Arts, Culture and Heritage Minister Maggie Barry says Hawke’s Bay Opera House in Hastings will receive $4 million in funding for seismic strengthening from the Regional Culture and Heritage Fund.
“The Opera House is an important venue for touring performers and this major investment, announced in Hastings by Prime Minister Bill English today, will help future-proof it as a cultural hub for the Hawke’s Bay region,” Ms Barry says.
Prime Minister Bill English with MP Craig Foss and Mayor Lawrence Yule.
“The Opera House survived the 1931 Hawkes Bay earthquake but has been closed since 2014 when found to be an earthquake risk and the Government’s grant is contingent on the Hastings District Council ensuring the seismic strengthening work achieves a minimum of 75 per cent of the current New Building Standard.”
“The council also needs to raise some additional funding but I am confident this will be achieved so it can attract further arts, cultural and heritage events to Hawkes Bay. A reopened theatre represents a wonderful economic opportunity.”
Ms Barry also acknowledged the advocacy of Hastings Mayor Lawrence Yule and outgoing local MP Craig Foss.
The Opera House has national significance as a Category One Heritage Site.
This grant is the first to be announced in the second round of the Government’s Regional Culture and Heritage Fund (RCHF). More announcements will occur in coming weeks.
For further information www.mch.govt.nz/RegionalCultureHeritageFund

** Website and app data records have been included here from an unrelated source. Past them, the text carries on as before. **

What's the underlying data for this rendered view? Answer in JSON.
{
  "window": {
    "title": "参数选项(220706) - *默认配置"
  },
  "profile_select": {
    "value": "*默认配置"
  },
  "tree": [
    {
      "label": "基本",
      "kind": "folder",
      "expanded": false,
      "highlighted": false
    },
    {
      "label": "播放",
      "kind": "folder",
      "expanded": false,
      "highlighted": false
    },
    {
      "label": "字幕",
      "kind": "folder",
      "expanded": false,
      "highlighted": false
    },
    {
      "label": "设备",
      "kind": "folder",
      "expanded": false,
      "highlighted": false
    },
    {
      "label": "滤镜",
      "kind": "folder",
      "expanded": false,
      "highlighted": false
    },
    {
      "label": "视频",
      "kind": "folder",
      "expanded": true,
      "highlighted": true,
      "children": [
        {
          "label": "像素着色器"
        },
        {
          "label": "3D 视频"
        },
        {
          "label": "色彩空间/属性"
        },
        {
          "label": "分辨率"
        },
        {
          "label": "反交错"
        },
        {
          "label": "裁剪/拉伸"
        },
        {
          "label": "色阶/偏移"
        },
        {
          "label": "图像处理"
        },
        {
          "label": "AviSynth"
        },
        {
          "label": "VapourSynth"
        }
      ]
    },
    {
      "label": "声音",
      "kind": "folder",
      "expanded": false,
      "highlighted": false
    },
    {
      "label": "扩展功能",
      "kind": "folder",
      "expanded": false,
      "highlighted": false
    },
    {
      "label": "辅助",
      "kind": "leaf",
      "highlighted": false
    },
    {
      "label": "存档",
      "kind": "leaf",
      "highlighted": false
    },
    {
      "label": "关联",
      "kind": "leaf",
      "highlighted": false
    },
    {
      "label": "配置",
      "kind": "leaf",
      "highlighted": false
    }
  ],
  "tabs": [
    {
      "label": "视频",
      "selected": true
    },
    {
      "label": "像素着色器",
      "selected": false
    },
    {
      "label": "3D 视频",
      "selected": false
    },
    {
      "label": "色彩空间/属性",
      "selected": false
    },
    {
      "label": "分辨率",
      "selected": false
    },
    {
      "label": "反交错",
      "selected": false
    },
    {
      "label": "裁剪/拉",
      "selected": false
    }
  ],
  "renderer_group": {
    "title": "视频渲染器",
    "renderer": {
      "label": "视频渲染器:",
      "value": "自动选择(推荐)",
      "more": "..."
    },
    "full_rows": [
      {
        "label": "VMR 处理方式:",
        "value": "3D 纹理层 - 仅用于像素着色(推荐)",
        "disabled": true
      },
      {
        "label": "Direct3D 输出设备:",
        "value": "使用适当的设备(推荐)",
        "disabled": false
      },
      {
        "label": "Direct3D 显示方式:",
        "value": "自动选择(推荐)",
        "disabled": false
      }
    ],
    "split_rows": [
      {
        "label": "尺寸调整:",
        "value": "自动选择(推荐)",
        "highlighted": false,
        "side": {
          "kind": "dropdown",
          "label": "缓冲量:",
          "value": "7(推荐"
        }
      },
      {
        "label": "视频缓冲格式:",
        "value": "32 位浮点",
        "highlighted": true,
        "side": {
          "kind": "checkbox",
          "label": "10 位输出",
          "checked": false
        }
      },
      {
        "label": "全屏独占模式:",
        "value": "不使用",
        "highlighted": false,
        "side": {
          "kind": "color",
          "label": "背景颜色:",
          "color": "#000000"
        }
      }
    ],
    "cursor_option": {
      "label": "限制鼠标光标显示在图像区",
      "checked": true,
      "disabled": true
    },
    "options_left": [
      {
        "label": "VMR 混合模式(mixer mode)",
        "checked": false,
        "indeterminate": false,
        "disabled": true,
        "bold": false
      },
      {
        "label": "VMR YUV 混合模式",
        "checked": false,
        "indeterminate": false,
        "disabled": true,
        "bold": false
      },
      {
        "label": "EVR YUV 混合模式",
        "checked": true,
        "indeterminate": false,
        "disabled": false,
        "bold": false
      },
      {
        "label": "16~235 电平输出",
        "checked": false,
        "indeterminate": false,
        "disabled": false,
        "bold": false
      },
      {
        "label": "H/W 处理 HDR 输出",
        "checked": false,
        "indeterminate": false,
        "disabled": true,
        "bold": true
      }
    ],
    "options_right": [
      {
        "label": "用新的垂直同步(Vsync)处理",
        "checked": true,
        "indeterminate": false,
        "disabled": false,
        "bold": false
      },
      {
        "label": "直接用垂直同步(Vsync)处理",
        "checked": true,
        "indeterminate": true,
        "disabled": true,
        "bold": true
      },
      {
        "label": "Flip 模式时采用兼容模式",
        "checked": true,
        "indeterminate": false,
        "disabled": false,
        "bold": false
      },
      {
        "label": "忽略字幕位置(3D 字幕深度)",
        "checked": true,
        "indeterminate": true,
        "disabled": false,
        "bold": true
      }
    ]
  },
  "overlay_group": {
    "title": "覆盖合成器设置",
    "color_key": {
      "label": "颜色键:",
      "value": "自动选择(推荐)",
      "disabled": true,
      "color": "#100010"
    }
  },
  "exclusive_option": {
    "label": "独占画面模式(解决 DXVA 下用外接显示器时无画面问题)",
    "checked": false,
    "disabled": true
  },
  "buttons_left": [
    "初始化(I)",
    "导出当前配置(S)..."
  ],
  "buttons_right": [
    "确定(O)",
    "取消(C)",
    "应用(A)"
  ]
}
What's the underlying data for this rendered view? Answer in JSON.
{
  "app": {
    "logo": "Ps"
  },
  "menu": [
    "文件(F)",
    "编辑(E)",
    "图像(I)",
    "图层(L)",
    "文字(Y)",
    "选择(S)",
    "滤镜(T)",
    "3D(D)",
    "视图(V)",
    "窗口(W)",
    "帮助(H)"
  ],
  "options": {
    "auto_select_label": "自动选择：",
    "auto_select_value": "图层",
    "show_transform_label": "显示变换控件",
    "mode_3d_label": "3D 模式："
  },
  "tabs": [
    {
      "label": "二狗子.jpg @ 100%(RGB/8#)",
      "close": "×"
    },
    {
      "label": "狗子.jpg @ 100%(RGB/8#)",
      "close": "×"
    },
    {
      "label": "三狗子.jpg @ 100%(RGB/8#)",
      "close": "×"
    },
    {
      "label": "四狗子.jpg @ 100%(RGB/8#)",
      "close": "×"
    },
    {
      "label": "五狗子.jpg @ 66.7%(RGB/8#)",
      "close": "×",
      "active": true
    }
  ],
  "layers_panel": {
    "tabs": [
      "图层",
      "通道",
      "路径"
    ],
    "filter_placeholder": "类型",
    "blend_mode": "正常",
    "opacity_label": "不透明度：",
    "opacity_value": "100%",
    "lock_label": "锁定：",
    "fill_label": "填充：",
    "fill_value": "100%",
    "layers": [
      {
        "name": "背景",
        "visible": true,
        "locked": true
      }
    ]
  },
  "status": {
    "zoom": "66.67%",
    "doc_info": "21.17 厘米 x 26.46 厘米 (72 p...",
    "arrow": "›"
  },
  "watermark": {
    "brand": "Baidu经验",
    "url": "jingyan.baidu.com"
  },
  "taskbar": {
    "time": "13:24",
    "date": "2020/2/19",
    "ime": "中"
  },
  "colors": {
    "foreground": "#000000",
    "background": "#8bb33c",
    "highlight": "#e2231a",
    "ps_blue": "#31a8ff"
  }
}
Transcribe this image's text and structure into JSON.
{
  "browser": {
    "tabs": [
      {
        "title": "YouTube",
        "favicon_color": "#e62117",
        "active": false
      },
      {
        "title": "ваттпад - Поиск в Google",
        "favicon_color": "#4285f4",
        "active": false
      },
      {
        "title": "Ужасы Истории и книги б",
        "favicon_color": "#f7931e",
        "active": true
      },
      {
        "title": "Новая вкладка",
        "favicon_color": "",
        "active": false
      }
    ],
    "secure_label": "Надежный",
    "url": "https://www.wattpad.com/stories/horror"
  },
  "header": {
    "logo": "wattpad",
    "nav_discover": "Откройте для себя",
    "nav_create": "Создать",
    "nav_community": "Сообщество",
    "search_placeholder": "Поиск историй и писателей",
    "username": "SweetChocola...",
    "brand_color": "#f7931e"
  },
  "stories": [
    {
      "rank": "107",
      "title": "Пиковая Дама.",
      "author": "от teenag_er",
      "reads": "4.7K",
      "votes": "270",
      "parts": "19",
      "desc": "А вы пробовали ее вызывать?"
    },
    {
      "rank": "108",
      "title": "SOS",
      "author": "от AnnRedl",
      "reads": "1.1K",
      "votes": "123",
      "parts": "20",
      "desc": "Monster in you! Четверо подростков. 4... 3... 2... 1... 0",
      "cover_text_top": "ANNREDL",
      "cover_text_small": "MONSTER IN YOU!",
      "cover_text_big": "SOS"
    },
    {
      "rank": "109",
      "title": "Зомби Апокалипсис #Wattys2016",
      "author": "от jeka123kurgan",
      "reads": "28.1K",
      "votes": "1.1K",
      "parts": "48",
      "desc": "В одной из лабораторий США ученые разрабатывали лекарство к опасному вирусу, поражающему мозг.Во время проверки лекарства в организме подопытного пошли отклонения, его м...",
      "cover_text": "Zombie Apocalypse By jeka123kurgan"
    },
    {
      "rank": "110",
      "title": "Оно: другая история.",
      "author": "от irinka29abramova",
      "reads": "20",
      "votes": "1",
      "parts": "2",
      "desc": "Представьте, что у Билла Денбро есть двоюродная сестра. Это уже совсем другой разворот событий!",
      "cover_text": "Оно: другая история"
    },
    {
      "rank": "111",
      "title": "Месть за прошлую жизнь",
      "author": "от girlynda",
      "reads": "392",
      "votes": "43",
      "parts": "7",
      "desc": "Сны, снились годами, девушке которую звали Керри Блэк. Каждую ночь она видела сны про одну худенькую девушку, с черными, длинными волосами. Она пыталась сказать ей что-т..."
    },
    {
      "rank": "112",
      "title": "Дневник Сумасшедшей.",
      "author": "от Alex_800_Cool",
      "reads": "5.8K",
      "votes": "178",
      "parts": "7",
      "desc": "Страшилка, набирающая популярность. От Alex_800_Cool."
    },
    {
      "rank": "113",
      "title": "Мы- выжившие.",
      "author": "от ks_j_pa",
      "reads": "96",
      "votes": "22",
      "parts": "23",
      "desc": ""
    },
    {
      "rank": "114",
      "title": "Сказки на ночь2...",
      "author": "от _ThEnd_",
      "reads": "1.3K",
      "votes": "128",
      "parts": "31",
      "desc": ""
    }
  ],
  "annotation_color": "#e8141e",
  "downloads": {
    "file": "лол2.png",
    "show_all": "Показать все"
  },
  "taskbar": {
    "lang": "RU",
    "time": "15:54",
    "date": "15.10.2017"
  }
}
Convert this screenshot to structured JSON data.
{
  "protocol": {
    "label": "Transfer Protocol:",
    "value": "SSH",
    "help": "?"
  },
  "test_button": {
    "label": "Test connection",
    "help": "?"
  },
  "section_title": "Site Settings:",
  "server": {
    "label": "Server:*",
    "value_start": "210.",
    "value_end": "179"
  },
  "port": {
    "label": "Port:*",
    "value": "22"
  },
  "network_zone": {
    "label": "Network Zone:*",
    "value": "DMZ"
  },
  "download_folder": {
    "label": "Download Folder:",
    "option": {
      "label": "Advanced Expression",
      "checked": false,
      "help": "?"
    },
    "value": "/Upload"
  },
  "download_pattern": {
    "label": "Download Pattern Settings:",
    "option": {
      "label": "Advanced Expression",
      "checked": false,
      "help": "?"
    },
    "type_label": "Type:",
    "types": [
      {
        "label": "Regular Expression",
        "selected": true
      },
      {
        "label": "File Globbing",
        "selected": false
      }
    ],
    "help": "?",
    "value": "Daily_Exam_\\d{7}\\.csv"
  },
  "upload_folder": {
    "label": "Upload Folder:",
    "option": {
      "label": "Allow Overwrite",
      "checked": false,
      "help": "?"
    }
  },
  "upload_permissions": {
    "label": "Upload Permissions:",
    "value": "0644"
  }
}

Note for editors:
- Hawke’s Bay Opera House, previously known as Hastings Municipal Theatre, opened in 1915.
- Seating 1600 people the theatre is an important example of the work of eminent Australasian theatre designer Eli White with its Spanish Mission style and Art Nouveau interior, including a hand-painted ceiling.
- The Regional Culture and Heritage Fund (RCHF) was established in 2016 with $29.527 million for allocation over three years to help fund capital projects benefitting regional arts, culture and heritage institutions.
- These regional institutions attract the economic and social benefits of new visitors, businesses and residents to New Zealand’s smaller towns and cities.
- The first funding round for the RCHF resulted in $13.878 million of grants to six projects. These projects included major seismic strengthening and refit projects at the Sarjeant Gallery in Whanganui ($10million) and the Nelson School of Music’s public auditorium ($1.5 million); and completion of the Eastern Southland Gallery’s Muka Studio Wing at its new Arts Centre in Gore ($110,000)
Updated on 16th June 2017